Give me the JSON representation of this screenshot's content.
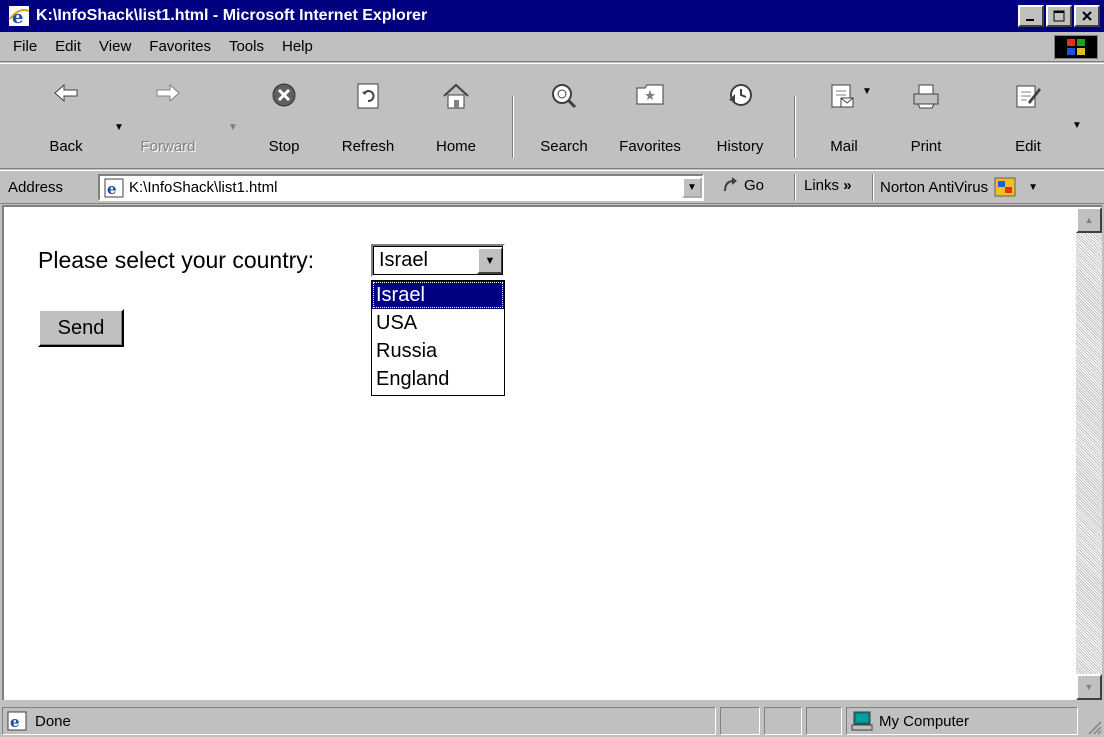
{
  "window": {
    "title": "K:\\InfoShack\\list1.html - Microsoft Internet Explorer",
    "minimize_icon": "minimize-icon",
    "maximize_icon": "maximize-icon",
    "close_icon": "close-icon"
  },
  "menu": {
    "file": "File",
    "edit": "Edit",
    "view": "View",
    "favorites": "Favorites",
    "tools": "Tools",
    "help": "Help"
  },
  "toolbar": {
    "back": "Back",
    "forward": "Forward",
    "stop": "Stop",
    "refresh": "Refresh",
    "home": "Home",
    "search": "Search",
    "favorites": "Favorites",
    "history": "History",
    "mail": "Mail",
    "print": "Print",
    "edit": "Edit"
  },
  "address": {
    "label": "Address",
    "value": "K:\\InfoShack\\list1.html",
    "go": "Go",
    "links": "Links",
    "links_chevron": "»",
    "norton": "Norton AntiVirus"
  },
  "page": {
    "prompt": "Please select your country:",
    "select_value": "Israel",
    "options": [
      "Israel",
      "USA",
      "Russia",
      "England"
    ],
    "selected_option": "Israel",
    "send_button": "Send"
  },
  "status": {
    "text": "Done",
    "zone": "My Computer"
  },
  "colors": {
    "titlebar": "#000080",
    "chrome": "#c0c0c0",
    "selection": "#000080"
  }
}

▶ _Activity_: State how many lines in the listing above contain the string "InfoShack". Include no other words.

▶ _Exercise solution_: 2